Dr Joe LaViola, one of the authors of the 3D UI bible “3D User Interfaces, Theory and Practice” has just released an article in Gamasutra to teach the basics of 3D UI to the game designers/programmers crowd.
If you haven’t read the book, shame on you, but you can now read this very nice introduction and get an accelerated 3D UI course!
What is a 3D spatial interaction anyway? As starting point, we can say that a 3D user interface (3D spatial interaction) is a UI that involves human computer interaction where the user’s tasks are carried out in a 3D spatial context with 3D input devices or 2D input devices with direct mappings to 3D. In other words, 3D UIs involve input devices and interaction techniques for effectively controlling highly dynamic 3D computer-generated content, and there’s no exception when it comes to video games.
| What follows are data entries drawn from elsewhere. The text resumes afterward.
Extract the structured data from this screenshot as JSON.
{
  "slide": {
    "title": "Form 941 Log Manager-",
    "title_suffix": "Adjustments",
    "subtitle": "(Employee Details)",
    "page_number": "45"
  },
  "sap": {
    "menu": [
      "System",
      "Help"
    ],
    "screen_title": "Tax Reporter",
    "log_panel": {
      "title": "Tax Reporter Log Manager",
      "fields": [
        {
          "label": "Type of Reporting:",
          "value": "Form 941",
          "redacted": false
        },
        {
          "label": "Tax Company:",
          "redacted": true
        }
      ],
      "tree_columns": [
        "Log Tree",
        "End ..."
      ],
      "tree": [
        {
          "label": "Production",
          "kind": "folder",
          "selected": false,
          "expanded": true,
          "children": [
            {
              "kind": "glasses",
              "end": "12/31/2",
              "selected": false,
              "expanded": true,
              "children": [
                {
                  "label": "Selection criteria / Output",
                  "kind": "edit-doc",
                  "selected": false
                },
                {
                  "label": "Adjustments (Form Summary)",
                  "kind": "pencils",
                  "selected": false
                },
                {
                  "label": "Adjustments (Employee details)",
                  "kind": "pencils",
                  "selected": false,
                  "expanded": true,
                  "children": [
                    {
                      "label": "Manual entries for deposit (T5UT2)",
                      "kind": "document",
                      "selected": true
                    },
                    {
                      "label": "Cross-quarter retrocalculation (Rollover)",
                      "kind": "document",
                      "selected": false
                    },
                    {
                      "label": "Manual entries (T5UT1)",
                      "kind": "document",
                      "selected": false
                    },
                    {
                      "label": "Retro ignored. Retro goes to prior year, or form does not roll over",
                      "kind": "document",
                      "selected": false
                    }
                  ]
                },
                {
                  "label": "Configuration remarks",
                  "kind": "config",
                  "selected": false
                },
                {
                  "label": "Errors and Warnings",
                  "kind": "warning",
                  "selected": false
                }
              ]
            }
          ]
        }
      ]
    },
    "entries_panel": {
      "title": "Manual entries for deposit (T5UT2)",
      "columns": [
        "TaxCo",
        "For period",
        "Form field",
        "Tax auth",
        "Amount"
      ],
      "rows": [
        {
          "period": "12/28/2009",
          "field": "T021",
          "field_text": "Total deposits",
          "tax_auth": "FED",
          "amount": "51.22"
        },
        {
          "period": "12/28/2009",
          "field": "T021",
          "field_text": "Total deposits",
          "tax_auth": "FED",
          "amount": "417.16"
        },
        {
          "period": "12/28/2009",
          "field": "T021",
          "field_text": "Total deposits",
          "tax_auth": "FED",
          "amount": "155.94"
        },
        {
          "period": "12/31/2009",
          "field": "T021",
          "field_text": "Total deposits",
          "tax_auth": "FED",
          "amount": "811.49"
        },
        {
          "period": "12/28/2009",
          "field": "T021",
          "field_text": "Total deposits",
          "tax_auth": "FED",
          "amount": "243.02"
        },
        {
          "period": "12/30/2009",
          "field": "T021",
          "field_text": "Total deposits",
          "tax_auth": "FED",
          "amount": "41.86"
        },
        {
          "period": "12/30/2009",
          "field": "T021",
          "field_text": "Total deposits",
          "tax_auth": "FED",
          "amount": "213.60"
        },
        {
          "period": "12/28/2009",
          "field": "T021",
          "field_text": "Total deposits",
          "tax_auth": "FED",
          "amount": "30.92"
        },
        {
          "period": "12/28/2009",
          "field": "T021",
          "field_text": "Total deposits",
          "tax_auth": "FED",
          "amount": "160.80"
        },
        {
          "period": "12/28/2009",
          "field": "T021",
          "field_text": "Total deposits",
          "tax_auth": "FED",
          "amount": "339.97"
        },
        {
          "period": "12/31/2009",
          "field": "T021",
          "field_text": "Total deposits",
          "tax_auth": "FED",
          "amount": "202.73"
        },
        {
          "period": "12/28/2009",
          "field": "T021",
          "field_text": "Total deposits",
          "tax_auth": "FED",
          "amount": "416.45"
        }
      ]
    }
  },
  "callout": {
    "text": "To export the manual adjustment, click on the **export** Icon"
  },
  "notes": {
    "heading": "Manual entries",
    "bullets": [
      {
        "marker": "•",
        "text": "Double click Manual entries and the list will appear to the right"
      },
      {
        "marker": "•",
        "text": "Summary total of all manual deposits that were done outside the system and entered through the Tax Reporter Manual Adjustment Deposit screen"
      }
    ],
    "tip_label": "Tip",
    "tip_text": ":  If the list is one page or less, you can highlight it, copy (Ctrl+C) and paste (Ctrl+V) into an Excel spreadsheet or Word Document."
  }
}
There are essentially four basic 3D interaction tasks that are found in most complex 3D applications. Actually, there is a fifth task called symbolic input — the ability to enter alphanumeric characters in a 3D environment — but we will not discuss it here. Obviously, there are other tasks which are specific to an application domain, but these basic building blocks can often be combined to let users perform more complex tasks. These tasks include navigation, selection, manipulation, and system control.
It’s a really interesting move. The gamers are already using a lot of 3DUI but the developpers probably don’t know much about the research in this field. Let’s do the same with VR !